Entries taken from a collection:
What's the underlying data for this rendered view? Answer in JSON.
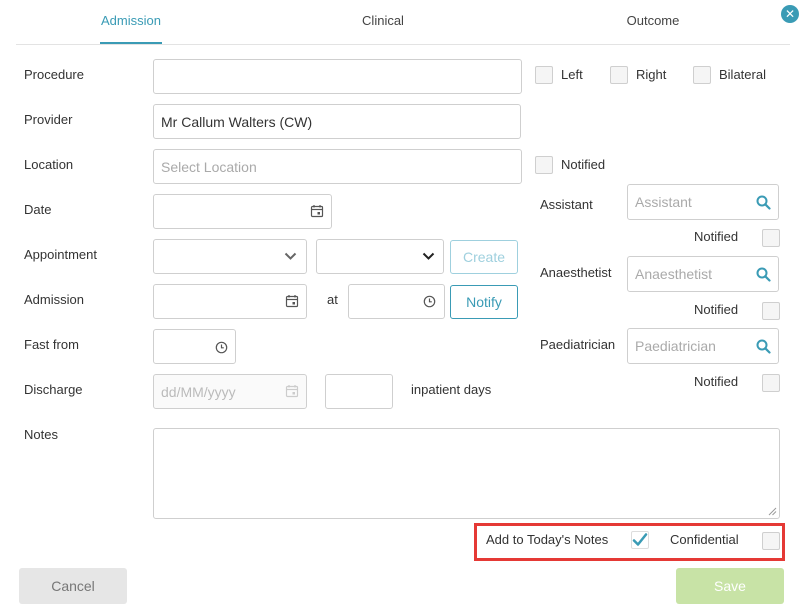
{
  "tabs": [
    {
      "label": "Admission",
      "active": true
    },
    {
      "label": "Clinical",
      "active": false
    },
    {
      "label": "Outcome",
      "active": false
    }
  ],
  "close": {
    "icon": "close-icon"
  },
  "form": {
    "procedure": {
      "label": "Procedure",
      "value": ""
    },
    "side_options": [
      {
        "label": "Left",
        "checked": false
      },
      {
        "label": "Right",
        "checked": false
      },
      {
        "label": "Bilateral",
        "checked": false
      }
    ],
    "provider": {
      "label": "Provider",
      "value": "Mr Callum Walters (CW)"
    },
    "location": {
      "label": "Location",
      "placeholder": "Select Location",
      "notified_label": "Notified"
    },
    "date": {
      "label": "Date",
      "value": ""
    },
    "appointment": {
      "label": "Appointment",
      "create_label": "Create"
    },
    "admission": {
      "label": "Admission",
      "at_label": "at",
      "notify_label": "Notify"
    },
    "fast_from": {
      "label": "Fast from"
    },
    "discharge": {
      "label": "Discharge",
      "placeholder": "dd/MM/yyyy",
      "days_suffix": "inpatient days"
    },
    "notes": {
      "label": "Notes",
      "value": ""
    }
  },
  "staff": {
    "assistant": {
      "label": "Assistant",
      "placeholder": "Assistant",
      "notified_label": "Notified"
    },
    "anaesthetist": {
      "label": "Anaesthetist",
      "placeholder": "Anaesthetist",
      "notified_label": "Notified"
    },
    "paediatrician": {
      "label": "Paediatrician",
      "placeholder": "Paediatrician",
      "notified_label": "Notified"
    }
  },
  "footer": {
    "add_to_notes_label": "Add to Today's Notes",
    "add_to_notes_checked": true,
    "confidential_label": "Confidential",
    "confidential_checked": false,
    "cancel_label": "Cancel",
    "save_label": "Save"
  },
  "colors": {
    "accent": "#3a9bb5",
    "save_disabled": "#c8e3a6",
    "highlight": "#e53935"
  }
}
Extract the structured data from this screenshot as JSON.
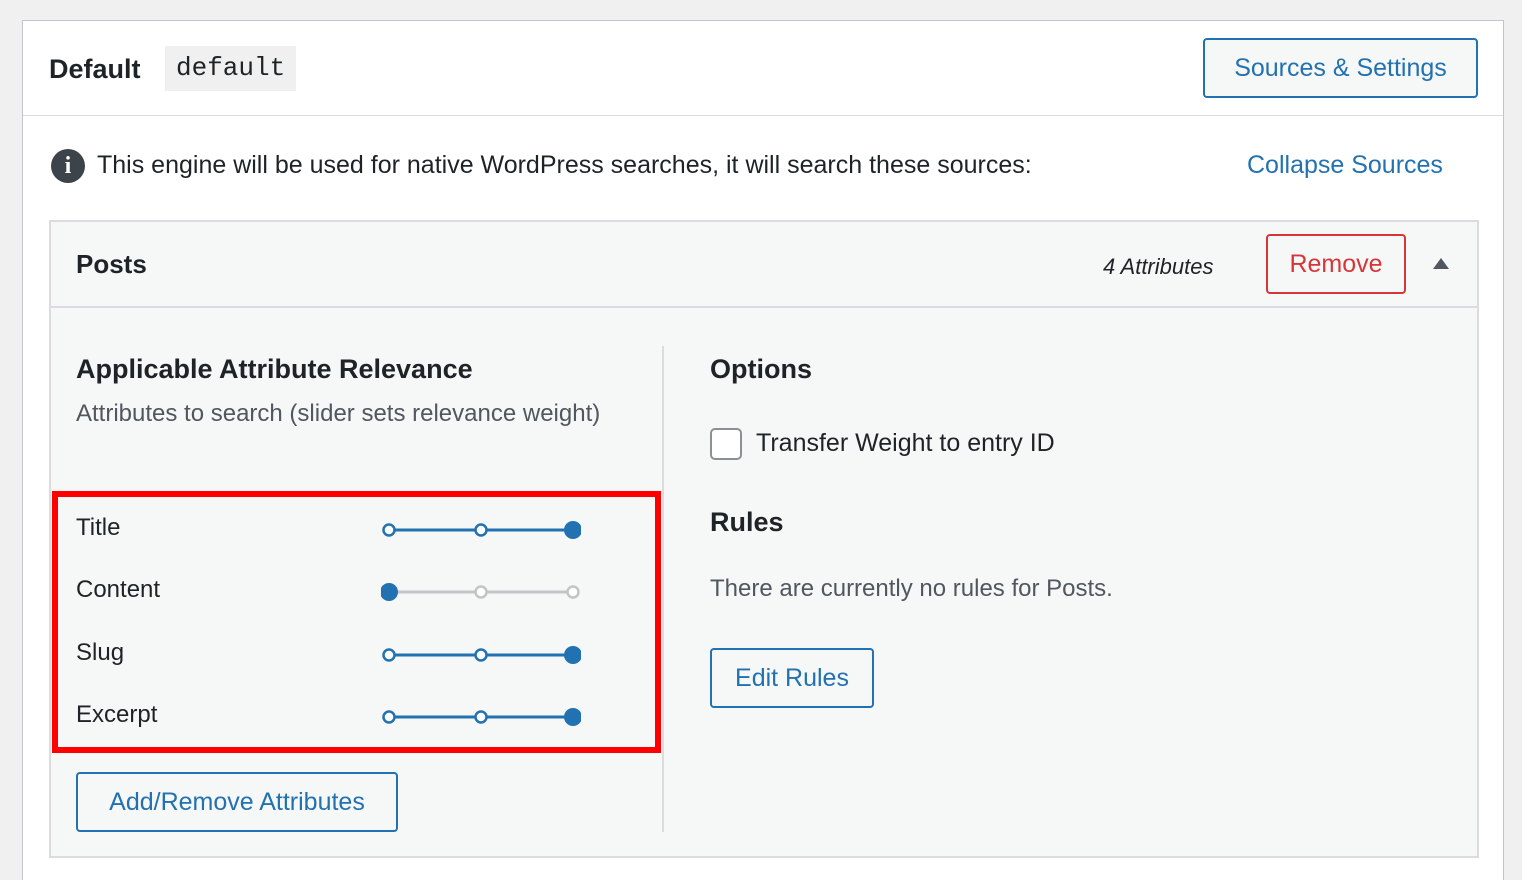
{
  "engine": {
    "title": "Default",
    "slug": "default",
    "sources_settings_label": "Sources & Settings"
  },
  "notice": {
    "icon": "info-icon",
    "icon_glyph": "i",
    "text": "This engine will be used for native WordPress searches, it will search these sources:",
    "collapse_label": "Collapse Sources"
  },
  "source": {
    "title": "Posts",
    "attribute_count": "4 Attributes",
    "remove_label": "Remove",
    "toggle_icon": "triangle-up-icon",
    "relevance": {
      "heading": "Applicable Attribute Relevance",
      "subheading": "Attributes to search (slider sets relevance weight)",
      "attributes": [
        {
          "label": "Title",
          "weight_level": 3
        },
        {
          "label": "Content",
          "weight_level": 1
        },
        {
          "label": "Slug",
          "weight_level": 3
        },
        {
          "label": "Excerpt",
          "weight_level": 3
        }
      ],
      "max_level": 3,
      "add_remove_label": "Add/Remove Attributes"
    },
    "options": {
      "heading": "Options",
      "transfer_weight_label": "Transfer Weight to entry ID",
      "transfer_weight_checked": false
    },
    "rules": {
      "heading": "Rules",
      "empty_text": "There are currently no rules for Posts.",
      "edit_label": "Edit Rules"
    }
  },
  "colors": {
    "accent": "#2271b1",
    "danger": "#d63638",
    "highlight": "#ff0000",
    "slider_inactive": "#c3c4c7"
  }
}
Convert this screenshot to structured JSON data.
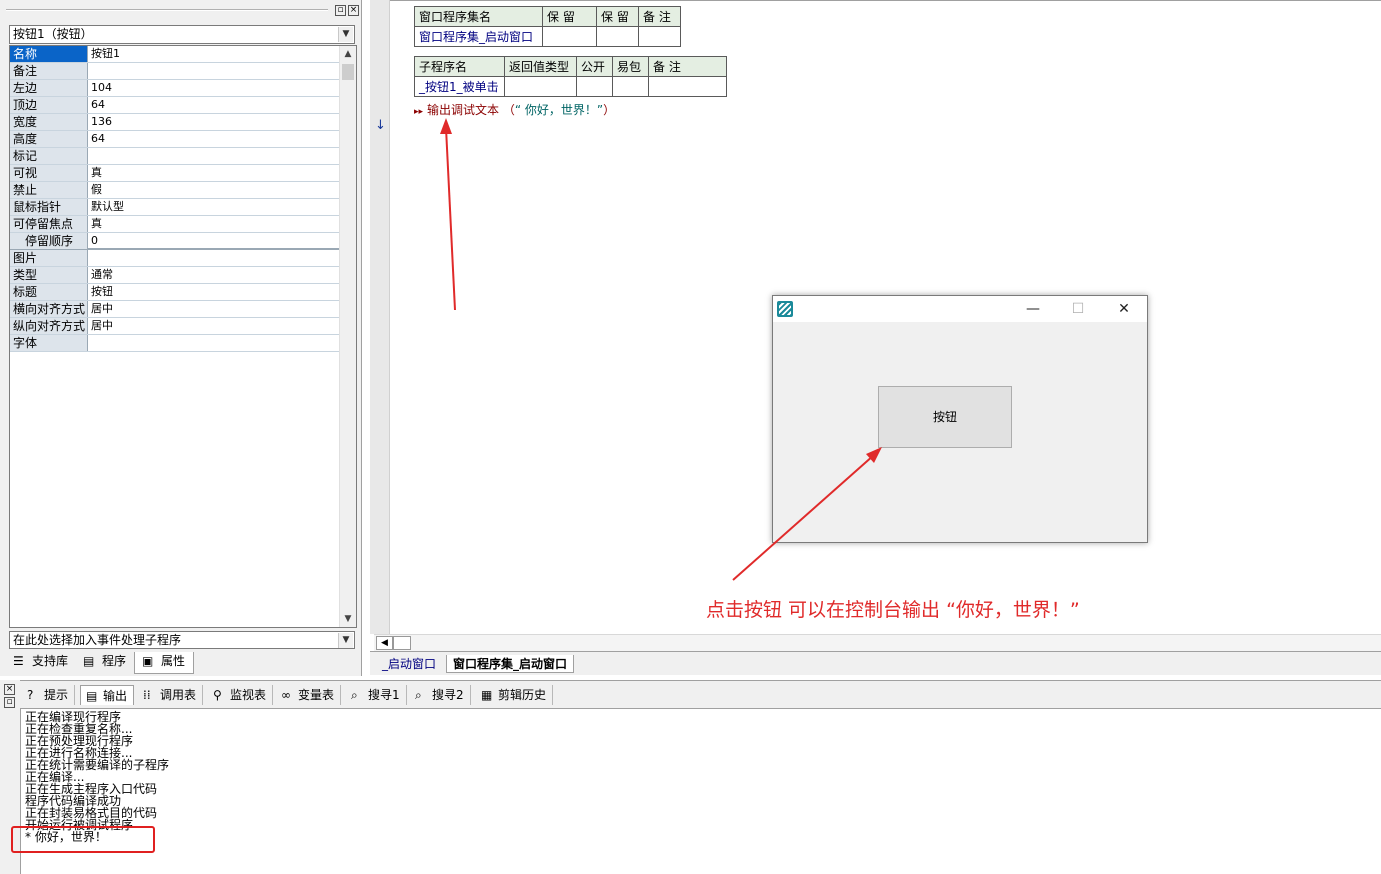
{
  "property_panel": {
    "object_selector": "按钮1（按钮）",
    "properties": [
      {
        "name": "名称",
        "value": "按钮1"
      },
      {
        "name": "备注",
        "value": ""
      },
      {
        "name": "左边",
        "value": "104"
      },
      {
        "name": "顶边",
        "value": "64"
      },
      {
        "name": "宽度",
        "value": "136"
      },
      {
        "name": "高度",
        "value": "64"
      },
      {
        "name": "标记",
        "value": ""
      },
      {
        "name": "可视",
        "value": "真"
      },
      {
        "name": "禁止",
        "value": "假"
      },
      {
        "name": "鼠标指针",
        "value": "默认型"
      },
      {
        "name": "可停留焦点",
        "value": "真"
      },
      {
        "name": "停留顺序",
        "value": "0"
      },
      {
        "name": "图片",
        "value": ""
      },
      {
        "name": "类型",
        "value": "通常"
      },
      {
        "name": "标题",
        "value": "按钮"
      },
      {
        "name": "横向对齐方式",
        "value": "居中"
      },
      {
        "name": "纵向对齐方式",
        "value": "居中"
      },
      {
        "name": "字体",
        "value": ""
      }
    ],
    "event_selector": "在此处选择加入事件处理子程序",
    "tabs": [
      "支持库",
      "程序",
      "属性"
    ]
  },
  "editor": {
    "assembly_table": {
      "headers": [
        "窗口程序集名",
        "保 留",
        "保 留",
        "备 注"
      ],
      "row": [
        "窗口程序集_启动窗口",
        "",
        "",
        ""
      ]
    },
    "sub_table": {
      "headers": [
        "子程序名",
        "返回值类型",
        "公开",
        "易包",
        "备 注"
      ],
      "row": [
        "_按钮1_被单击",
        "",
        "",
        "",
        ""
      ]
    },
    "code": {
      "function": "输出调试文本",
      "open": " （",
      "argument": "“ 你好，世界！”",
      "close": "）"
    },
    "tabs": [
      "_启动窗口",
      "窗口程序集_启动窗口"
    ]
  },
  "output_panel": {
    "tabs": [
      "提示",
      "输出",
      "调用表",
      "监视表",
      "变量表",
      "搜寻1",
      "搜寻2",
      "剪辑历史"
    ],
    "lines": [
      "正在编译现行程序",
      "正在检查重复名称...",
      "正在预处理现行程序",
      "正在进行名称连接...",
      "正在统计需要编译的子程序",
      "正在编译...",
      "正在生成主程序入口代码",
      "程序代码编译成功",
      "正在封装易格式目的代码",
      "开始运行被调试程序",
      "*  你好，世界！"
    ]
  },
  "app_window": {
    "button_label": "按钮"
  },
  "annotation": {
    "text": "点击按钮  可以在控制台输出 “你好，世界！”",
    "color": "#e02a2a"
  },
  "colors": {
    "selected_prop": "#0a64c8",
    "table_header": "#e4eee2",
    "highlight": "#e02020"
  }
}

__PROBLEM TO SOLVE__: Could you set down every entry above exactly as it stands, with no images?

__TASK OUTPUT__:
What's the underlying data for this rendered view? Answer in JSON.
{
  "tabs": [
    {
      "label": "Admission",
      "active": true
    },
    {
      "label": "Clinical",
      "active": false
    },
    {
      "label": "Outcome",
      "active": false
    }
  ],
  "close": {
    "icon": "close-icon"
  },
  "form": {
    "procedure": {
      "label": "Procedure",
      "value": ""
    },
    "side_options": [
      {
        "label": "Left",
        "checked": false
      },
      {
        "label": "Right",
        "checked": false
      },
      {
        "label": "Bilateral",
        "checked": false
      }
    ],
    "provider": {
      "label": "Provider",
      "value": "Mr Callum Walters (CW)"
    },
    "location": {
      "label": "Location",
      "placeholder": "Select Location",
      "notified_label": "Notified"
    },
    "date": {
      "label": "Date",
      "value": ""
    },
    "appointment": {
      "label": "Appointment",
      "create_label": "Create"
    },
    "admission": {
      "label": "Admission",
      "at_label": "at",
      "notify_label": "Notify"
    },
    "fast_from": {
      "label": "Fast from"
    },
    "discharge": {
      "label": "Discharge",
      "placeholder": "dd/MM/yyyy",
      "days_suffix": "inpatient days"
    },
    "notes": {
      "label": "Notes",
      "value": ""
    }
  },
  "staff": {
    "assistant": {
      "label": "Assistant",
      "placeholder": "Assistant",
      "notified_label": "Notified"
    },
    "anaesthetist": {
      "label": "Anaesthetist",
      "placeholder": "Anaesthetist",
      "notified_label": "Notified"
    },
    "paediatrician": {
      "label": "Paediatrician",
      "placeholder": "Paediatrician",
      "notified_label": "Notified"
    }
  },
  "footer": {
    "add_to_notes_label": "Add to Today's Notes",
    "add_to_notes_checked": true,
    "confidential_label": "Confidential",
    "confidential_checked": false,
    "cancel_label": "Cancel",
    "save_label": "Save"
  },
  "colors": {
    "accent": "#3a9bb5",
    "save_disabled": "#c8e3a6",
    "highlight": "#e53935"
  }
}
Extract the structured data from this screenshot as JSON.
{
  "engine": {
    "title": "Default",
    "slug": "default",
    "sources_settings_label": "Sources & Settings"
  },
  "notice": {
    "icon": "info-icon",
    "icon_glyph": "i",
    "text": "This engine will be used for native WordPress searches, it will search these sources:",
    "collapse_label": "Collapse Sources"
  },
  "source": {
    "title": "Posts",
    "attribute_count": "4 Attributes",
    "remove_label": "Remove",
    "toggle_icon": "triangle-up-icon",
    "relevance": {
      "heading": "Applicable Attribute Relevance",
      "subheading": "Attributes to search (slider sets relevance weight)",
      "attributes": [
        {
          "label": "Title",
          "weight_level": 3
        },
        {
          "label": "Content",
          "weight_level": 1
        },
        {
          "label": "Slug",
          "weight_level": 3
        },
        {
          "label": "Excerpt",
          "weight_level": 3
        }
      ],
      "max_level": 3,
      "add_remove_label": "Add/Remove Attributes"
    },
    "options": {
      "heading": "Options",
      "transfer_weight_label": "Transfer Weight to entry ID",
      "transfer_weight_checked": false
    },
    "rules": {
      "heading": "Rules",
      "empty_text": "There are currently no rules for Posts.",
      "edit_label": "Edit Rules"
    }
  },
  "colors": {
    "accent": "#2271b1",
    "danger": "#d63638",
    "highlight": "#ff0000",
    "slider_inactive": "#c3c4c7"
  }
}
Convert this screenshot to structured JSON data.
{
  "property_panel": {
    "object_selector": "按钮1（按钮）",
    "properties": [
      {
        "name": "名称",
        "value": "按钮1"
      },
      {
        "name": "备注",
        "value": ""
      },
      {
        "name": "左边",
        "value": "104"
      },
      {
        "name": "顶边",
        "value": "64"
      },
      {
        "name": "宽度",
        "value": "136"
      },
      {
        "name": "高度",
        "value": "64"
      },
      {
        "name": "标记",
        "value": ""
      },
      {
        "name": "可视",
        "value": "真"
      },
      {
        "name": "禁止",
        "value": "假"
      },
      {
        "name": "鼠标指针",
        "value": "默认型"
      },
      {
        "name": "可停留焦点",
        "value": "真"
      },
      {
        "name": "停留顺序",
        "value": "0"
      },
      {
        "name": "图片",
        "value": ""
      },
      {
        "name": "类型",
        "value": "通常"
      },
      {
        "name": "标题",
        "value": "按钮"
      },
      {
        "name": "横向对齐方式",
        "value": "居中"
      },
      {
        "name": "纵向对齐方式",
        "value": "居中"
      },
      {
        "name": "字体",
        "value": ""
      }
    ],
    "event_selector": "在此处选择加入事件处理子程序",
    "tabs": [
      "支持库",
      "程序",
      "属性"
    ]
  },
  "editor": {
    "assembly_table": {
      "headers": [
        "窗口程序集名",
        "保 留",
        "保 留",
        "备 注"
      ],
      "row": [
        "窗口程序集_启动窗口",
        "",
        "",
        ""
      ]
    },
    "sub_table": {
      "headers": [
        "子程序名",
        "返回值类型",
        "公开",
        "易包",
        "备 注"
      ],
      "row": [
        "_按钮1_被单击",
        "",
        "",
        "",
        ""
      ]
    },
    "code": {
      "function": "输出调试文本",
      "open": " （",
      "argument": "“ 你好，世界！”",
      "close": "）"
    },
    "tabs": [
      "_启动窗口",
      "窗口程序集_启动窗口"
    ]
  },
  "output_panel": {
    "tabs": [
      "提示",
      "输出",
      "调用表",
      "监视表",
      "变量表",
      "搜寻1",
      "搜寻2",
      "剪辑历史"
    ],
    "lines": [
      "正在编译现行程序",
      "正在检查重复名称...",
      "正在预处理现行程序",
      "正在进行名称连接...",
      "正在统计需要编译的子程序",
      "正在编译...",
      "正在生成主程序入口代码",
      "程序代码编译成功",
      "正在封装易格式目的代码",
      "开始运行被调试程序",
      "*  你好，世界！"
    ]
  },
  "app_window": {
    "button_label": "按钮"
  },
  "annotation": {
    "text": "点击按钮  可以在控制台输出 “你好，世界！”",
    "color": "#e02a2a"
  },
  "colors": {
    "selected_prop": "#0a64c8",
    "table_header": "#e4eee2",
    "highlight": "#e02020"
  }
}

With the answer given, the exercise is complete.